From Brian K. Yoder

Published before 2005

On Mar 18, 2004, at 10:03 AM, a correspondent wrote:
I also think that the increased use of photography as a medium had a great deal to do with the decline in realism. But other social factors had to be there to allow much of Modern Art to prevail in the mainstream.

I don't think that photography had any significant role in the rise of modernism in art (other than perhaps to put out of business a certain segment of the market for highly realistic pictures ... most notably, non-artistic ones).
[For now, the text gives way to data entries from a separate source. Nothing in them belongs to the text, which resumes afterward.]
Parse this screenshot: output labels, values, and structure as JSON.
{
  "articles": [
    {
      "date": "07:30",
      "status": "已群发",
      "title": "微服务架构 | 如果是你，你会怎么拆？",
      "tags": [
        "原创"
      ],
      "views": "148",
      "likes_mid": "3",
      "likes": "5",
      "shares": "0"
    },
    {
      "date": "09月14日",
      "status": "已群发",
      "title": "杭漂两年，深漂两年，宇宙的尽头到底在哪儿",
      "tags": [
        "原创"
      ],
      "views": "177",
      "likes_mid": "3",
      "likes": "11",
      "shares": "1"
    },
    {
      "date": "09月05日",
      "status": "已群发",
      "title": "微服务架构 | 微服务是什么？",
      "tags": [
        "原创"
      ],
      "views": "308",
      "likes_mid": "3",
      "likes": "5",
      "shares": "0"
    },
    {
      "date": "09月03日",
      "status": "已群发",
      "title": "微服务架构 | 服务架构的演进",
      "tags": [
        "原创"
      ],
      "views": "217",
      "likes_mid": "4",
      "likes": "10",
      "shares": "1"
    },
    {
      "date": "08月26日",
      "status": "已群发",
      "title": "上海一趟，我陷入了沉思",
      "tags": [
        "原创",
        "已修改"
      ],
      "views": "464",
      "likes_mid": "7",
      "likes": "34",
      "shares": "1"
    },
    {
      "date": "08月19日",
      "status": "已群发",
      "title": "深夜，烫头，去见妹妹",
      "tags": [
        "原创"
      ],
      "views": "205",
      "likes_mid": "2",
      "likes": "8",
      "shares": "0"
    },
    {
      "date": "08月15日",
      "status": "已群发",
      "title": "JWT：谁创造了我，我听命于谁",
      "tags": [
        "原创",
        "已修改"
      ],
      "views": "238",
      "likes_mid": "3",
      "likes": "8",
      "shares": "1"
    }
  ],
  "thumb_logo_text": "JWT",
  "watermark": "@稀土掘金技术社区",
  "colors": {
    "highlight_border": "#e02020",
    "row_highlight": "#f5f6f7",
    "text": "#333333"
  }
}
Consider what was happening in all of the arts and not just drawing and painting. In music we saw a peak in the quality of composition in the late 19th century and then it dissolved into an auditory version of the same mess as Pollock. In literature we saw at about the same time phenomena like James Joyce and Gertrude Stein. In sculpture at the same time we saw at first melted versions of reality and then mere piles of garbage being called "sculpture". Photography couldn't have caused this kind of broad change in the arts. For what it's worth, the change that happened at about the same time was also reflected in many other intellectual eras too. In politics we saw the rise of the Nazis and Marxists. In science we saw a series of attacks on rationality, causality, and truth. In economics we saw the development of all sorts of "something for nothing" theories (like Keynes for example) that became prominent. The root of these changes was not photographic, but philosophical. You can see the common root of all of these bad ideas in Hume, Kant, Hegel, Schopenhauer, and Kierkegaard starting 100 years before their ideas became ubiquitous and the logical consequences followed.

--- Brian Yoder